Richie McCaffery has included two of my poems on his website The Lyrical Aye. I'm honoured to be on the site with Scottish poets such as Mario Relich, Sally Evans, Bashabi Fraser, Morelle Smith and Chris Powici, names I knew when I worked in Scottish publishing.
I've also had a poem appear in From Glasgow to Saturn which features writers who are alumni of the University of Glasgow. They've done a virtual launch of this issue with readings from many of the writers. Here's mine, not something I'm comfortable doing, but it was a good challenge. They've also decided to offer this issue for free due to the Virus situation. They were fun to work with and I wish the new editorial team good luck with their future projects.
I've finished Nan Shepherd's A Living Mountain. I love her sweeping language, totally caught up in her place. As a sweet coincidence, my copy of A Scots Dictionary of Nature by Amanda Thomson has arrived. I knew the author as an artist before I left Scotland, so I was surprised to see there's not a lot of illustrations in the book and they seem to be photographs. But I'm looking forward to rummaging through the book with ideas for writing. I don't write in Scots often, but I love the feel of the words I do use. I mean, curl-doddy for a pine cone just screams 'write a poem about me,' doesn't it?

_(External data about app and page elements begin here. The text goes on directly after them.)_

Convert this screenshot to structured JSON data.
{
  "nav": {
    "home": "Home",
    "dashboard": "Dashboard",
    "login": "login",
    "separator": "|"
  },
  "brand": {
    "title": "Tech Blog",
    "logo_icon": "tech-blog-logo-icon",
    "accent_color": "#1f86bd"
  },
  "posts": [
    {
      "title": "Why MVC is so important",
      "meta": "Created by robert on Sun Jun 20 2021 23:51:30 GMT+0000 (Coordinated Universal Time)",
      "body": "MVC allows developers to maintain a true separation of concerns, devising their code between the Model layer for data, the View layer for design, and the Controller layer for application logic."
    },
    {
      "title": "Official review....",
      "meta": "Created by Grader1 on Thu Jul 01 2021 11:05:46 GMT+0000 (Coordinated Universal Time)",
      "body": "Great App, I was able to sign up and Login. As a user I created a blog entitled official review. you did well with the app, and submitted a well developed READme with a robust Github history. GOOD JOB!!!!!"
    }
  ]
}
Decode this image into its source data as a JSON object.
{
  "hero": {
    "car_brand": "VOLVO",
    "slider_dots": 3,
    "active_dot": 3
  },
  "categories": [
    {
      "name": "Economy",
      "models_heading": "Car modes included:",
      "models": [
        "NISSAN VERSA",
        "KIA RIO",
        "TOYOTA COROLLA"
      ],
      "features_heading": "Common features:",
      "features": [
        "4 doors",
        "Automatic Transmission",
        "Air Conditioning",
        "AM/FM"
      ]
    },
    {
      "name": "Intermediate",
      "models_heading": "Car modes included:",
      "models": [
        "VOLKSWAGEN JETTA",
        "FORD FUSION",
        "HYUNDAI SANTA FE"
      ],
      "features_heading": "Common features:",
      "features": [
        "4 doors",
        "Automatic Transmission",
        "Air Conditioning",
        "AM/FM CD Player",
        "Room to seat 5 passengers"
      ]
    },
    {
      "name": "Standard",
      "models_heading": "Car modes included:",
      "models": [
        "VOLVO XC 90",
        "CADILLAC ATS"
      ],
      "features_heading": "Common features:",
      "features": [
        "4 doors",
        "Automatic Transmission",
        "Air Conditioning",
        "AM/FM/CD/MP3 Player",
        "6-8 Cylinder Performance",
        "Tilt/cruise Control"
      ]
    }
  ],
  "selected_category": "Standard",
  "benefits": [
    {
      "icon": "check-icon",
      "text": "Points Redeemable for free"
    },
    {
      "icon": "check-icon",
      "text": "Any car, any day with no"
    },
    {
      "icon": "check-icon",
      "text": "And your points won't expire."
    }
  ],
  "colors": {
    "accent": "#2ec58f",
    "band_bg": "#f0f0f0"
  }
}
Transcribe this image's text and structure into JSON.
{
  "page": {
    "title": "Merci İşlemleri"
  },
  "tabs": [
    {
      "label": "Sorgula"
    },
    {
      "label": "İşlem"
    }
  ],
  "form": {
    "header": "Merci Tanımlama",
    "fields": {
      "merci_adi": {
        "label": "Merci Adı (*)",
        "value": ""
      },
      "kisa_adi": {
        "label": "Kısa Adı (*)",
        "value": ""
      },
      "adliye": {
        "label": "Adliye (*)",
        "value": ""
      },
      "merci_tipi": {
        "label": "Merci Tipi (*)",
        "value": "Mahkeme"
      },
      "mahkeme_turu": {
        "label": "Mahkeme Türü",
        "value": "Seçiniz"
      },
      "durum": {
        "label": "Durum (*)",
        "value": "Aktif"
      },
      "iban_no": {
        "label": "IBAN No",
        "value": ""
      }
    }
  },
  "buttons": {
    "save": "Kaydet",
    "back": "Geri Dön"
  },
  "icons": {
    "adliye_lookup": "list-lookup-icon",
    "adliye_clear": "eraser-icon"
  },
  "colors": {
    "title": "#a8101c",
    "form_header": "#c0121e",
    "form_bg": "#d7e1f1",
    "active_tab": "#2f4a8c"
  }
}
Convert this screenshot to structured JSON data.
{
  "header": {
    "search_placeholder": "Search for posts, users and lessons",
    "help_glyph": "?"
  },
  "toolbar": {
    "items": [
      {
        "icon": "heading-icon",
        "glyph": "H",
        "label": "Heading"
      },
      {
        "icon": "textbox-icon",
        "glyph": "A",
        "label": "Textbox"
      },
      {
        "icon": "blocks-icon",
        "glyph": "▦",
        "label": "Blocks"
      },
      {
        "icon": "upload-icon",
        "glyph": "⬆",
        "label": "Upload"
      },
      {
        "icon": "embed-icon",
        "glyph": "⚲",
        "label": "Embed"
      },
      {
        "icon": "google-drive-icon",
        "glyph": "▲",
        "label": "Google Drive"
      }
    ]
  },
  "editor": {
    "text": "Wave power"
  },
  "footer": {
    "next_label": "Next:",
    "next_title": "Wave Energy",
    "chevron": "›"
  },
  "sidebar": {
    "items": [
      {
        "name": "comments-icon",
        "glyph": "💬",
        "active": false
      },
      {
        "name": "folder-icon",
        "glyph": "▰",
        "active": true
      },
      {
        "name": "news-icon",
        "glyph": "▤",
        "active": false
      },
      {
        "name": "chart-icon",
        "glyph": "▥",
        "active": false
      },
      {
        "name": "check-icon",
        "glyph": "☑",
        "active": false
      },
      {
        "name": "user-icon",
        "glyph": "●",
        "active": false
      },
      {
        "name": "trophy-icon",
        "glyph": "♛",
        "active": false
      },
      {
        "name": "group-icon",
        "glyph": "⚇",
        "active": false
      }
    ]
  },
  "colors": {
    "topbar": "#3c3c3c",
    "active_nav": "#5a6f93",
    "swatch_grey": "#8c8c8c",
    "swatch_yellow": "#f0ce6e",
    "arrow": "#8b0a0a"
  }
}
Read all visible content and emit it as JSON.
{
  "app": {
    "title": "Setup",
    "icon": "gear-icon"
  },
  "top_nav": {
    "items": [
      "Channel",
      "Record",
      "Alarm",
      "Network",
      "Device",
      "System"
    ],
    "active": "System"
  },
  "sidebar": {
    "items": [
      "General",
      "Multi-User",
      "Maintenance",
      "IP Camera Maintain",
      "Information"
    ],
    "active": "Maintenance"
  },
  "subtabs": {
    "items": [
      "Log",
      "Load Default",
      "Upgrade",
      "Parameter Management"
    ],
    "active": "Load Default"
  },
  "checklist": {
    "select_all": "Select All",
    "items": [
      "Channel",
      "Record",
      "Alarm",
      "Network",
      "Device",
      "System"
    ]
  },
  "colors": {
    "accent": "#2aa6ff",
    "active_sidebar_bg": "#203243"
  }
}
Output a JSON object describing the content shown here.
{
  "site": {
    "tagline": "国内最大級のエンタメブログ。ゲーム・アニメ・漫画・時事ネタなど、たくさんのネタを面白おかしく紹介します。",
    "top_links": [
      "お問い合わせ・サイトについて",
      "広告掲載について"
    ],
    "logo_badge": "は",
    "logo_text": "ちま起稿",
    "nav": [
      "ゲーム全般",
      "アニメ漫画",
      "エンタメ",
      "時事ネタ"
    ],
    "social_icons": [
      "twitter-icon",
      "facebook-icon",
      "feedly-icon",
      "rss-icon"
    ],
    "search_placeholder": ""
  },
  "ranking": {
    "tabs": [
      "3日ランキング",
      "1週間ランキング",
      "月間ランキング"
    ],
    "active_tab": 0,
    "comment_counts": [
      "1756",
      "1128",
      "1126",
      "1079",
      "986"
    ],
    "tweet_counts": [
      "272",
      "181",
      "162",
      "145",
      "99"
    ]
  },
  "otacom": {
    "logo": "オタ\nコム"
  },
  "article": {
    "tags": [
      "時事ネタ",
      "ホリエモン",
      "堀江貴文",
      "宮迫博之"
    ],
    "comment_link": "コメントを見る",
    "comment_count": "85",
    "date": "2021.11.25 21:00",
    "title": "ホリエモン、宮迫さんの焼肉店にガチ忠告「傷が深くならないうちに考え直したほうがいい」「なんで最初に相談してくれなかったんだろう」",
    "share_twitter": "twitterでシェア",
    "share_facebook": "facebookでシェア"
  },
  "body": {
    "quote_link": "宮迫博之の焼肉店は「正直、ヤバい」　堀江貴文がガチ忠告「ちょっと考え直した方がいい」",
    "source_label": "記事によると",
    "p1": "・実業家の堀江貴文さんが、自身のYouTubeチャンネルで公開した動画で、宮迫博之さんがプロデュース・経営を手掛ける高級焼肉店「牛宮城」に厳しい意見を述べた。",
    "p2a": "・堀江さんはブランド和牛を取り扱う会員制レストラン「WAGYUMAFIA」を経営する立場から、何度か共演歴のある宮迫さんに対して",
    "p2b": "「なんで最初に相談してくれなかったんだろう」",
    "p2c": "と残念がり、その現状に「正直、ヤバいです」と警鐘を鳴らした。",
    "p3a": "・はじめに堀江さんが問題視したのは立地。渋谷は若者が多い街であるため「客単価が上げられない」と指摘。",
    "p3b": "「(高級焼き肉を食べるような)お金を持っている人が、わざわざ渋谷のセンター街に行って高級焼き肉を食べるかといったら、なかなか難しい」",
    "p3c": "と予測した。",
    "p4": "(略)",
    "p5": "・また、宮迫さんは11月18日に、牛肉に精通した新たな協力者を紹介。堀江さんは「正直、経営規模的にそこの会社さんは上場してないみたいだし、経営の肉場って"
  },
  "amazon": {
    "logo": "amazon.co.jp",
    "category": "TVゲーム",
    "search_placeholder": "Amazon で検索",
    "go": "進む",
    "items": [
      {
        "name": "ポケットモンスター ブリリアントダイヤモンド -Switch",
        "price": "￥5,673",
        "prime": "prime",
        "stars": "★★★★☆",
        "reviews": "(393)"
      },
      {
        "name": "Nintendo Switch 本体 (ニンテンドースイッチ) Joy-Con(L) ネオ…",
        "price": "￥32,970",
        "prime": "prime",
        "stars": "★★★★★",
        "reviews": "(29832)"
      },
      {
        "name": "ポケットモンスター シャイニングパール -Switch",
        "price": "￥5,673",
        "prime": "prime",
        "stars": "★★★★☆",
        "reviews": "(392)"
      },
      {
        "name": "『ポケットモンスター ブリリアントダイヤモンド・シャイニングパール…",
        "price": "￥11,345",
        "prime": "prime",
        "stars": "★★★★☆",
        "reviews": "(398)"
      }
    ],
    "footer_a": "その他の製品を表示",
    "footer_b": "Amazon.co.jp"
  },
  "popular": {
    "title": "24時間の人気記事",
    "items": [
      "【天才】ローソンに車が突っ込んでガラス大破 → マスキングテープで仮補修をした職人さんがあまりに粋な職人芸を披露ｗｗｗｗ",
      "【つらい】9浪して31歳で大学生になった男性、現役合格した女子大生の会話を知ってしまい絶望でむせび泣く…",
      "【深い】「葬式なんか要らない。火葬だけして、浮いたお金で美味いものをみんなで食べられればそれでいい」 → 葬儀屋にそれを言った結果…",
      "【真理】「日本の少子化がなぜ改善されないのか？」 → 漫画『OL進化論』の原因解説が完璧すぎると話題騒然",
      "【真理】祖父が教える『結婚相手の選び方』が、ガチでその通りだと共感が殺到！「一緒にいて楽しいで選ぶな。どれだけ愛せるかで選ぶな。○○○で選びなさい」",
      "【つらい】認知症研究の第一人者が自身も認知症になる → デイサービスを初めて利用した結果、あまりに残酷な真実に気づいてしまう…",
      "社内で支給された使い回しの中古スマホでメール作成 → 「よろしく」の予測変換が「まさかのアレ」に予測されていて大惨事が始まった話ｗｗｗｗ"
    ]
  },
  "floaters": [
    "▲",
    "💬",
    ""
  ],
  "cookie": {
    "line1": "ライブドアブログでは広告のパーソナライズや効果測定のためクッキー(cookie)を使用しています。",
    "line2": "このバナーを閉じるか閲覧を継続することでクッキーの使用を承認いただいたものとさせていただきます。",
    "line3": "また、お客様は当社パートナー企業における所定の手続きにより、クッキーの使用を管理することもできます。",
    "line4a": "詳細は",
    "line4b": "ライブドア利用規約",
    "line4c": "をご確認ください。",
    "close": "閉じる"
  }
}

I also ordered Moder Dy/ Mother Wave, a poetry collection by the Shetland writer Roseanne Watt. The poems flit between English and Shetlandic, sometimes as translations, sometimes within the same stanza. I can't wait to have a look tonight when the craziness of home-schooling and kids has passed. I just had to interrupt writing this to help a child understand his math lesson and because another dropped a laptop on her lip?! But even the first poem pulls me in.
The day your mapped your bonhogas
out for me, we saw it
curled like a question mark
at the lip of the hill -
I totally forgot about GloPoWrMo in my last post and didn't get this posted last week, but I have been keeping up on my own. I have written a rough draft of a poem for every day of April. It's become a mini-challenge to myself. Even slightly tipsy on Friday after my writing group Zoom session I pushed myself to write something about the third half of the session which we usually spend in the pub, but we now just break out a glass of wine while online. I haven't gone back and looked at any of the poems after I've posted them in my course's space, but will have a look later and see if there are any worth moving forward.
I don't know why, but I haven't finished many poems this year so far, I have a 'Roughs' file full of half-finished poems, but it's rare that I decide one is good enough to send out to magazines or even just move to a finished file. But the rough drafts keep stacking up.
I'm too unorganised and just want to get this posted.